debts entered in the pocketbook weren't good enough to raise a milrei on—let
alone a shilling. The Portuguese officials begged him not to distress himself.
... his brig and disappeared from our ken; but we heard that he had written a letter
or letters to Heyst, saying that London was cold and gloomy; that he did not like
either the men or things, that he was “as lonely as a crow in a strange country.
Davidson, a good, simple fellow in his way, was strangely affected. It is to be
noted that he knew very little of Heyst. He was one of those whom Heyst's
finished courtesy of attitude and intonation most strongly disconcerted. He
himself was a ...
small and wizened—which was strange, because generally a Chinaman, as he
grows in prosperity, puts on inches of girth and stature. To serve a Chinese firm is
not so bad. Once they become convinced you deal straight by them, their ...

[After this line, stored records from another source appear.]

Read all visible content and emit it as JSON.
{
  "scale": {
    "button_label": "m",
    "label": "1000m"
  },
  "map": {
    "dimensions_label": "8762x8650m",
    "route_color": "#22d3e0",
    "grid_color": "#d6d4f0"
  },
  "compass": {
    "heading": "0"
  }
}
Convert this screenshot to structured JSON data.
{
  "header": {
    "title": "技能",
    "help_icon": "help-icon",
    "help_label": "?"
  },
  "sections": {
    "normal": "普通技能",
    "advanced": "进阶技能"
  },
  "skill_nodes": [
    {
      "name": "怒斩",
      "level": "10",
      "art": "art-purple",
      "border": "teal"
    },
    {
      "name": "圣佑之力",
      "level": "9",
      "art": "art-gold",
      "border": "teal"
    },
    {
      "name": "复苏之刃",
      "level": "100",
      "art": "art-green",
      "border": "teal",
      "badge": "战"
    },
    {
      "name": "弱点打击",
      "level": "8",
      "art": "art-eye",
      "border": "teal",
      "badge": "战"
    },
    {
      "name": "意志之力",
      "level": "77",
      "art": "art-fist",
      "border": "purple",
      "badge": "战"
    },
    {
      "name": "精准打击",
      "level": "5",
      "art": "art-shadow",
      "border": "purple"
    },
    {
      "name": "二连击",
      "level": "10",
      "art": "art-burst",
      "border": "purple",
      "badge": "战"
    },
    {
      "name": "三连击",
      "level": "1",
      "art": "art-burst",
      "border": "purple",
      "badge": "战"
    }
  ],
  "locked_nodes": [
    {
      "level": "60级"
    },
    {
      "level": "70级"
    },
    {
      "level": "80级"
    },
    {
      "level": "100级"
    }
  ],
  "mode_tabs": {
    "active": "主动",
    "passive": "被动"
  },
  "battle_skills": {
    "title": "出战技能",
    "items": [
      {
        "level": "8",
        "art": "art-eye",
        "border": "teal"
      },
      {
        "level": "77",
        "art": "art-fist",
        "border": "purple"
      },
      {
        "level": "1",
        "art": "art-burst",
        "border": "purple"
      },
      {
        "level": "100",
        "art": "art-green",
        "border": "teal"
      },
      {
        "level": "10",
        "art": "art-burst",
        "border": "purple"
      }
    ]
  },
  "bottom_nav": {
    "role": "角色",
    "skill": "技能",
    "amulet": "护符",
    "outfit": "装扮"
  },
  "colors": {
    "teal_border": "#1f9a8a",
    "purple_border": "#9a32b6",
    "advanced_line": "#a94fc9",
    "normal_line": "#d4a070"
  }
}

The girl must have been miserable indeed to follow a strange man to such a spot.
Heyst had, no doubt, told her the truth. He was a gentleman. But no words could

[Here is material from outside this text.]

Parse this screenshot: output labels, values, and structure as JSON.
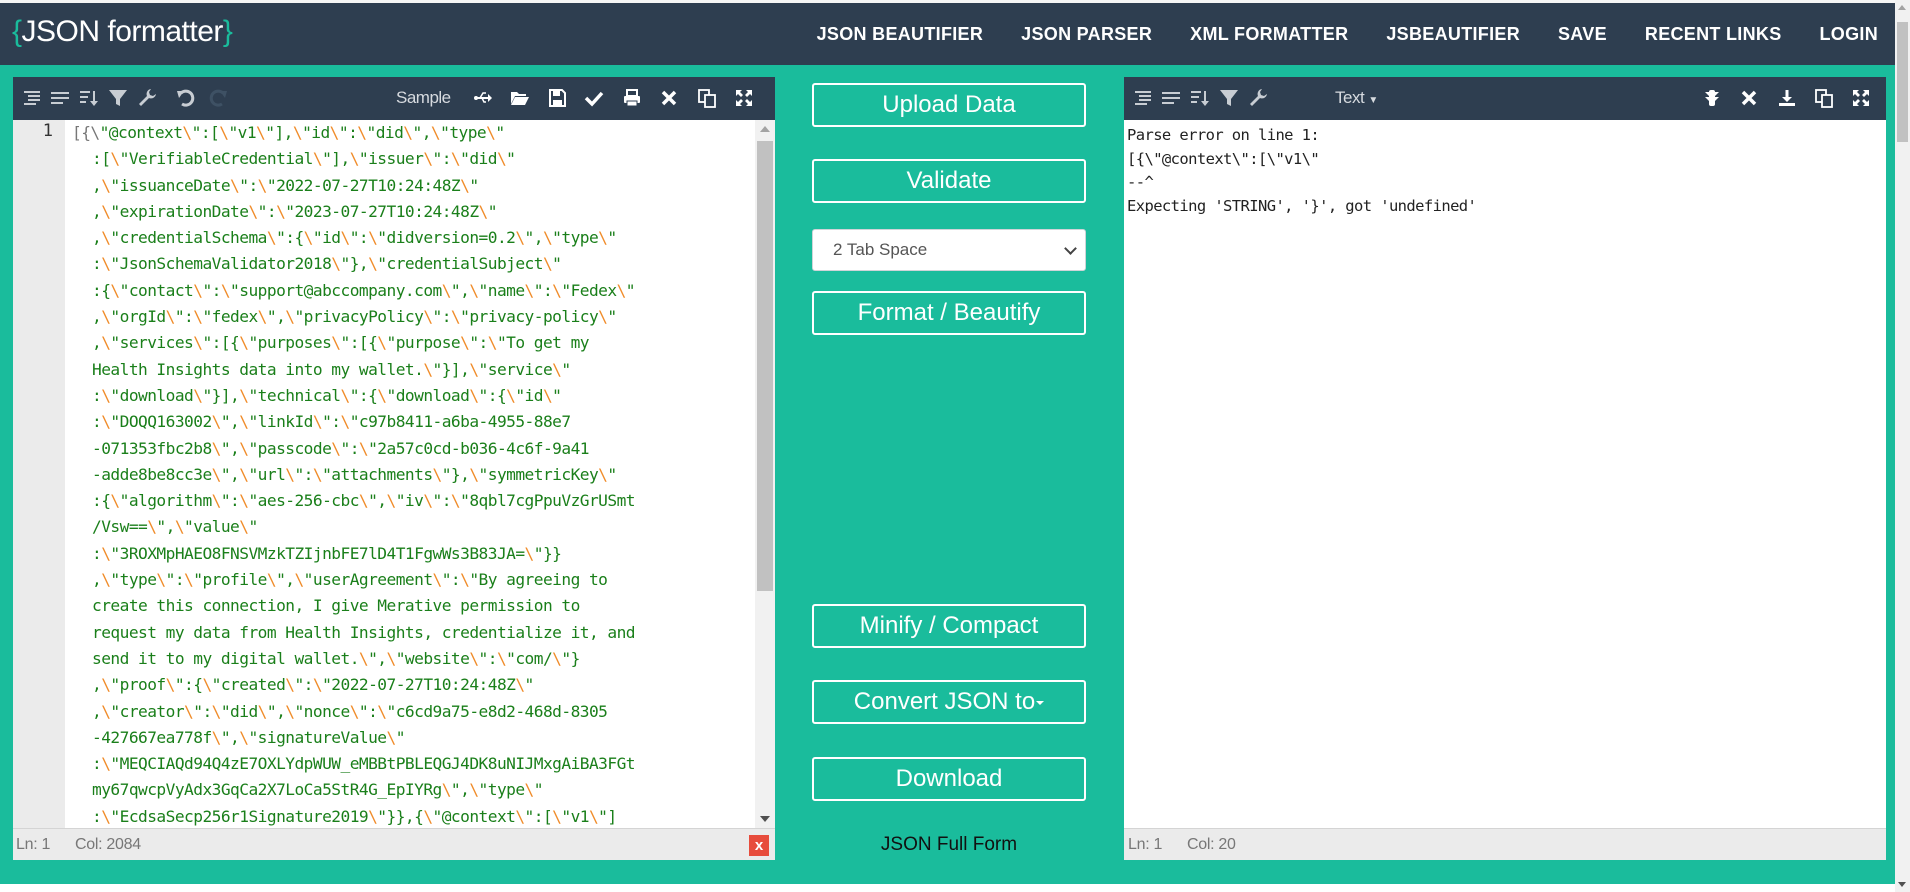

do justice to the conditions of life on Samburan. A desert island was nothing to it ...
What people are saying - Write a review
LibraryThing ReviewUser Review - DanielSTJ - www.librarything.com
Conrad managed to develop characters, imperfect, that all drove themselves forward on their own agendas to the story's conclusion- facilitating and enabling it along the way. He manages to keep the ... Read full review
LibraryThing ReviewUser Review - Cecrow - www.librarything.com
In the first part we get an outsider's view of Axel Heyst's character, actions and motives without being certain who he is or what actually drives him. I found this off-putting until the second part ... Read full review